Over the past 2500 years, countless gardeners and horticulturalists have succeeded at breeding thousands of colorful and exotic-looking rose cultivars. With the commercialization of flowers as gifts, roses quickly became the centerpiece of an ever-expanding global industry (flower sales in the US alone top 30 billion dollars annually.) And yet, how often do you hear about the fruit of these plants – the rose hip? Once the beautiful flowers are gone, the little red fruits left behind offer their own gifts to anyone willing to do a bit of work.
Every September, I harvest the bulk of the hips from my rose bushes. Given the tangle of branches that have developed over the past few years from lack of pruning, the harvesting process can be somewhat painful. When I am finished, my arms are sometimes marked with small scratches – but at the same time, my bag is also filled with nutritious, medicinal rose hips!
Rose hips are the tasty end-point fruits that follow flowering. They’re so loaded with vitamin C that they outrank oranges by a two-to-one margin. They also contain vitamin A, calcium, iron and other beneficial minerals.
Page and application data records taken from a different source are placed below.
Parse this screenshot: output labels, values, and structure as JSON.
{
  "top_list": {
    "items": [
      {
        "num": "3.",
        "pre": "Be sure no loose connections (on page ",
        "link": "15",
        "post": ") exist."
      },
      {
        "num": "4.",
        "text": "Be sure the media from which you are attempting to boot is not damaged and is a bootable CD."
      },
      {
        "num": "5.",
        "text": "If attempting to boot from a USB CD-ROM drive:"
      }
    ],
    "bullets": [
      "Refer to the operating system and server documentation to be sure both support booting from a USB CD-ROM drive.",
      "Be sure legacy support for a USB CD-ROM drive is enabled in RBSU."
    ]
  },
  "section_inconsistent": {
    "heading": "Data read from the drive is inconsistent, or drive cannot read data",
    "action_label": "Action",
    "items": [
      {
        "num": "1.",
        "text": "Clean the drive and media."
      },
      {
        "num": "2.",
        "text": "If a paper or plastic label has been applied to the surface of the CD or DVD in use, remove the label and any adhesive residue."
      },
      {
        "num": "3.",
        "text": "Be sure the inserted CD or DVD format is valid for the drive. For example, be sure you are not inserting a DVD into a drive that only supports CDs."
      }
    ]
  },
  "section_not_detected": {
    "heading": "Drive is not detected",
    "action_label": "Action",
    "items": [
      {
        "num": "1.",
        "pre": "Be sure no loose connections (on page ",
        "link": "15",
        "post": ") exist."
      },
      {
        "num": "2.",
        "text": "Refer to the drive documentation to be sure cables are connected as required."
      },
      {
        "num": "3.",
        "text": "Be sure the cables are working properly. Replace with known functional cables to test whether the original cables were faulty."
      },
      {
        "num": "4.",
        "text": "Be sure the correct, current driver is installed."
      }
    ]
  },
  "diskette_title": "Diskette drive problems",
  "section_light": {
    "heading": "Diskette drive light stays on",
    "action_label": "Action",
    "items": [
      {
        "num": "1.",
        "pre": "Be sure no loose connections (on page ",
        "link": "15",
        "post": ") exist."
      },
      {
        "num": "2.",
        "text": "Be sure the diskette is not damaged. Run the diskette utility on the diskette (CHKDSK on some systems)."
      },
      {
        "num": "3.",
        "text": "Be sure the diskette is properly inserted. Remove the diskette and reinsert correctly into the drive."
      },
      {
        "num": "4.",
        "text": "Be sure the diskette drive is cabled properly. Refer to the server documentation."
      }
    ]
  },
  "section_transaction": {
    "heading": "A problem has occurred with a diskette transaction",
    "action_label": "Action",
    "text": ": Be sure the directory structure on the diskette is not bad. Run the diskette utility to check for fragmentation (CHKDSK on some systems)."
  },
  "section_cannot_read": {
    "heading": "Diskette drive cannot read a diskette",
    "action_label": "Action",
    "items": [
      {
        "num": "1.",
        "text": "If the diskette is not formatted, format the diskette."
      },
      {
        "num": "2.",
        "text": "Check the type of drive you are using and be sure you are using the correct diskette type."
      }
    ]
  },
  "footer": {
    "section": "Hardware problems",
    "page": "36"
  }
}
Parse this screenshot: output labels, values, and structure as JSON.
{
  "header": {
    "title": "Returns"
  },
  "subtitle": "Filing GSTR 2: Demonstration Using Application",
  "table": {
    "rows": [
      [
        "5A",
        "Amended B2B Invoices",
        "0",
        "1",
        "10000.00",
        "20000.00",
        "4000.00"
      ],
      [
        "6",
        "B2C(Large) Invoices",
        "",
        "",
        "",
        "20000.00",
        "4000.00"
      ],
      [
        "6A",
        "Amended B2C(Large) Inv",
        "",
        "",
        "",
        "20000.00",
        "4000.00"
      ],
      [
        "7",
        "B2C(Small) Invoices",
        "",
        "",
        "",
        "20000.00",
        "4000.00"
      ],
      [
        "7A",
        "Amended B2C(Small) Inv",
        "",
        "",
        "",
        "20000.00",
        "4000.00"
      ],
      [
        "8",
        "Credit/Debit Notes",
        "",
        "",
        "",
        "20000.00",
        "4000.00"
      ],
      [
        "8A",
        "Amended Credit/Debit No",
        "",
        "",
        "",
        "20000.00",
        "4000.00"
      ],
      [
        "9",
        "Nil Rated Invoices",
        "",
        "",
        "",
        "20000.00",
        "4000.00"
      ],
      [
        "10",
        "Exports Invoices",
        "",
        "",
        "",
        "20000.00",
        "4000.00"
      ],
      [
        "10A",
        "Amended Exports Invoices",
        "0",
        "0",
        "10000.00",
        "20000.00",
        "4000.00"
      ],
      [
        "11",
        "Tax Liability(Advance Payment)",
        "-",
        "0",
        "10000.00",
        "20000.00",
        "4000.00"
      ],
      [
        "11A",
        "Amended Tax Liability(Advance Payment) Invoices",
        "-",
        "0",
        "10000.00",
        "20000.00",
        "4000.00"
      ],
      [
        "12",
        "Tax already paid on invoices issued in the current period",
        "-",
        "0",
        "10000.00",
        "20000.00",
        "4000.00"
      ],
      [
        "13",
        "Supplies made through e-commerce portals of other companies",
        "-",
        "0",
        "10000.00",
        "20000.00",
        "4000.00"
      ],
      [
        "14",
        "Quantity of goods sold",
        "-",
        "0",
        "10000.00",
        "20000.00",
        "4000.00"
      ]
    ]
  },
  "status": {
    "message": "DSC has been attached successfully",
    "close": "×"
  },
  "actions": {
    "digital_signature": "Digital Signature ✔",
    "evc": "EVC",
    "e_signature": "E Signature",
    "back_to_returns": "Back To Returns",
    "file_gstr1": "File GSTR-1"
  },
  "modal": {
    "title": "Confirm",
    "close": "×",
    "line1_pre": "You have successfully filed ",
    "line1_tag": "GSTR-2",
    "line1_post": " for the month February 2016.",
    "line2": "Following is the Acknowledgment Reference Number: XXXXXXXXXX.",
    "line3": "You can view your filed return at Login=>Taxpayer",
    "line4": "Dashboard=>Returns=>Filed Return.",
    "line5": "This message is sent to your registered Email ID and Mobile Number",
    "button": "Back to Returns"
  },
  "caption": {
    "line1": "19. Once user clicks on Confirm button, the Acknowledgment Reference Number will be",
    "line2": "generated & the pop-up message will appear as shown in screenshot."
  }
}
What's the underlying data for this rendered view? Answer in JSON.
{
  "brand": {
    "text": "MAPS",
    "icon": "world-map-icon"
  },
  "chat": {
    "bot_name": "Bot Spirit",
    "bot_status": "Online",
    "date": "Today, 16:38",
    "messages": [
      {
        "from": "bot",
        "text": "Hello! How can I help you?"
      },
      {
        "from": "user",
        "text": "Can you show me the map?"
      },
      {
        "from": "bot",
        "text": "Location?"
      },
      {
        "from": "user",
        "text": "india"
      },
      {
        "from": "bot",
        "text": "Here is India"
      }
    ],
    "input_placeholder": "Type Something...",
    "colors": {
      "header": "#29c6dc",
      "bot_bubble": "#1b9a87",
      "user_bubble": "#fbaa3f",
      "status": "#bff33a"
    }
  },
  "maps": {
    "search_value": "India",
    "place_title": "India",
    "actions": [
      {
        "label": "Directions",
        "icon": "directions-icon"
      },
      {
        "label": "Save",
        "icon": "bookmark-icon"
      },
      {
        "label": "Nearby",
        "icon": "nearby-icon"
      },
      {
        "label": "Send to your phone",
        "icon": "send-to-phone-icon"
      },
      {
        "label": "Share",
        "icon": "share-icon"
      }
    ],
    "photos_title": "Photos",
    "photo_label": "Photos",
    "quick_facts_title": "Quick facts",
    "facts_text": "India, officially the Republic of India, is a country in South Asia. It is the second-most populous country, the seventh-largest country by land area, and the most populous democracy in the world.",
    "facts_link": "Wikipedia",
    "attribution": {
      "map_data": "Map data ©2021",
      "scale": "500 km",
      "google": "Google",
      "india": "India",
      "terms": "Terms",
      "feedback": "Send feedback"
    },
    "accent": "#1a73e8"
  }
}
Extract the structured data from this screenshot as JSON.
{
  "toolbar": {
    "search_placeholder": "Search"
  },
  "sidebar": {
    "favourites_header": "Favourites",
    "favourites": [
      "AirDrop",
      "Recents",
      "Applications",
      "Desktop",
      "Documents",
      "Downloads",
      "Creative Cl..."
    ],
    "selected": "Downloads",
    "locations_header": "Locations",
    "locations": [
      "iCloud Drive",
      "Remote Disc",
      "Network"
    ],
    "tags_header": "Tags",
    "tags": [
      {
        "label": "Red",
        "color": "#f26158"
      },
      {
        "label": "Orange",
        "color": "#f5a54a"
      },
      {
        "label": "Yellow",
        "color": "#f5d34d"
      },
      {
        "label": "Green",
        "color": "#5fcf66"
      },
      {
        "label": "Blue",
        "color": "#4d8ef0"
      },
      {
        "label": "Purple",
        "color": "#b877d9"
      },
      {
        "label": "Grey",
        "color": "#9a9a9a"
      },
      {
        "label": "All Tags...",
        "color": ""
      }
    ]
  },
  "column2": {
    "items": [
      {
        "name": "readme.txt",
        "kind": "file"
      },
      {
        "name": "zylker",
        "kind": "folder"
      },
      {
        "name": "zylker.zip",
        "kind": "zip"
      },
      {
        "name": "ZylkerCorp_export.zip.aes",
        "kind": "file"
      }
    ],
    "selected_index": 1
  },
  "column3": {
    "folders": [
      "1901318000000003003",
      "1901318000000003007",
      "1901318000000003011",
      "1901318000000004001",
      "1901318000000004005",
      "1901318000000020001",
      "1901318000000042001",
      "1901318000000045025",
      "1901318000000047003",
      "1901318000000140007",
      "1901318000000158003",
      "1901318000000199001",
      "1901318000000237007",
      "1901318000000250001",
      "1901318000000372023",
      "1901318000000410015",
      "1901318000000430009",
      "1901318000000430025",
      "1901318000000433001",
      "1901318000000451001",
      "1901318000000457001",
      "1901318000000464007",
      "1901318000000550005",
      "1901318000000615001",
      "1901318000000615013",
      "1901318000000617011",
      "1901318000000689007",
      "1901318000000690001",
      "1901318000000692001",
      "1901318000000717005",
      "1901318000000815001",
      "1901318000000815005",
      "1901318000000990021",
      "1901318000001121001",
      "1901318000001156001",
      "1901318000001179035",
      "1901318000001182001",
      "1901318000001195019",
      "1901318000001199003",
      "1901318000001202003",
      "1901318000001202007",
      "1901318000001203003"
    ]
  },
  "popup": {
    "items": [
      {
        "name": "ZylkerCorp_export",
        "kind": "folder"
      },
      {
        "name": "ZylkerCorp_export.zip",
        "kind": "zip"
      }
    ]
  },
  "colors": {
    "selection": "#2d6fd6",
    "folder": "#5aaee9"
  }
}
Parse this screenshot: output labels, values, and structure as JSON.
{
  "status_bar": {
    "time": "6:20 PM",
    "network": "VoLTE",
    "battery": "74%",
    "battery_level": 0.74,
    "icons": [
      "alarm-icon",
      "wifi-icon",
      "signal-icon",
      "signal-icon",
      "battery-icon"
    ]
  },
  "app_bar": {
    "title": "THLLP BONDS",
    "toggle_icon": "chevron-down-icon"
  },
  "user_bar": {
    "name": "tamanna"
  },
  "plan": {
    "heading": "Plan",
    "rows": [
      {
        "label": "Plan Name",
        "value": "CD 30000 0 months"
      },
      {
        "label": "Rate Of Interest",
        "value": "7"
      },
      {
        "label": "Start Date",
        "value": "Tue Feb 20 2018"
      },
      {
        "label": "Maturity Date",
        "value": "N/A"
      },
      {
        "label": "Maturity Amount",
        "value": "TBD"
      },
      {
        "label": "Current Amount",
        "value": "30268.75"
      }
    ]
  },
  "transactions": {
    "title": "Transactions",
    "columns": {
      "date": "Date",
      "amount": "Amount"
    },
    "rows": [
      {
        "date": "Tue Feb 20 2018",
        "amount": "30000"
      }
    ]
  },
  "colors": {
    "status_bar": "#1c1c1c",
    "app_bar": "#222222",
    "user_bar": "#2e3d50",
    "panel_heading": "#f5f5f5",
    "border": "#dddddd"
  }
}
Given that September is the beginning of the slide into cold and flu season, rose hips are a great immune-system tonic to have on hand.
Rose hips can also be added to your favorite tea mixture, not only for immune system support, but also for flavoring – especially with dull or bitter herbal blends. The fruit acids and pectin content in rose hips support the kidneys, and their antioxidant content supports the heart and general tissue health.
Harvest rose hips that are orange or bright red. If you live in colder locales, they get sweeter if left on the plant until after the first frost. If you opt to wait, though, make sure you pick them very soon after because they tend to go brown rather quickly.
I often tell people that when I pick nettle and it stings me, it’s the plant teaching me and testing my willingness to be in close relationship with it. The same can be said of rose hips. Even if you prune your rose bushes well, it’s difficult to avoid getting spiked altogether. Good gloves will prevent most problems, but it’s also good to be open to experiencing working with the whole plant, thorns and all.
May you be blessed with rose hips this autumn!
Rose hips from morgueFile